"The extra stay is not something that we consider a negative," station commander Ken Bowersox said during the crew's first news conference since the Feb. 1 tragedy. "We like living here ... We feel comfortable that we have a way home. We have complete confidence in our Soyuz vehicle and the ability of our Russian partners to operate that vehicle and get us home safely."
NASA grounded its remaining space shuttles after the Columbia accident. The next mission had been planned for launch on March 1 to deliver a new crew the station. For the immediate future, crew transport will fall to the Russians, which fly Soyuz spacecraft to the outpost twice yearly. A Soyuz remains at the station for six months, the on-orbit lifetime of each ship, to serve as an emergency escape system for the resident crew, while the Soyuz taxi crew typically stays a week then returns to Earth in the station's old Soyuz.
NASA and its international partners are considering flying a two-person caretaker crew to the station aboard the next Soyuz, now scheduled for launch April 26. Bowersox and his crewmates -- NASA astronaut Donald Pettit and cosmonaut Nikolai Budarin -- would then return home in the Soyuz currently berthed at the outpost.
Cutting the crew to two would save water, the resource most affected by the shuttle flight suspensions. The shuttle delivers about half the station's water supplies.
Pettit said Tuesday a crew of two would be kept extremely busy just maintaining the outpost, though some limited science experiments could be done.
Staying busy and focused has helped the station crew through their grief over the loss of their friends and colleagues aboard Columbia and the isolation they feel being away during NASA's most trying time since the 1986 Challenger accident.
Bowersox said his crew learned of the accident during what was expected to be a routine chat with Mission Control in Houston. Johnson Space Center director Jefferson Howell broke the news.
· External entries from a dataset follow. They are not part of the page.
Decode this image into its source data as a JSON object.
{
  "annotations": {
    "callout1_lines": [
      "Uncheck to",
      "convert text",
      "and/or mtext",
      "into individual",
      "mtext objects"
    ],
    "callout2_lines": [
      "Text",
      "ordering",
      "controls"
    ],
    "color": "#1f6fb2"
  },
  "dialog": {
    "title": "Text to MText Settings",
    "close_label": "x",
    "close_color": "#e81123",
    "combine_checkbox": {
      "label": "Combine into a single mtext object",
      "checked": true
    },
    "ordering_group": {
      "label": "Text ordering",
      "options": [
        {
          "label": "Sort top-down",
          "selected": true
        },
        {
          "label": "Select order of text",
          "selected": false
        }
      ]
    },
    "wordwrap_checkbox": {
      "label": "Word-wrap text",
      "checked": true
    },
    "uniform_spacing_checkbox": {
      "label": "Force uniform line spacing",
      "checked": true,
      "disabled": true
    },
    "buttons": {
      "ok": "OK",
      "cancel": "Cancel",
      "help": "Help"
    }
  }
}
"My first reaction was sheer shock," Bowersox said. "I was numb and it was hard to believe that what we were experiencing was really happening. And then as the reality wore on, we were able to feel some sadness. It's the classic grieving responses our psychologists had warned us about: you feel sad, you feel angry, all those things."
Bowersox added he was confident the cause of the accident would come to light. "Other tragedies have been solved with much less data," he said.
Said Pettit: "I had always imagined the launch phase to be the dangerous part with the pucker power to it ... (The accident) just made these things a little clearer in my mind in terms of where the risks really are."
The crew listened by radio links to the first memorial service held in Houston, then made their own ceremony in orbit by ringing the ship's bell seven times. It was a very quiet day, Bowersox recalled.
"The folks on the ground have been real good about reducing our schedule and we've had time to grieve our friends," Bowersox said. "When you're up here this long, you can't just bottle up your emotions and focus all the time."
"It's time to move forward and we're doing that slowly," he added.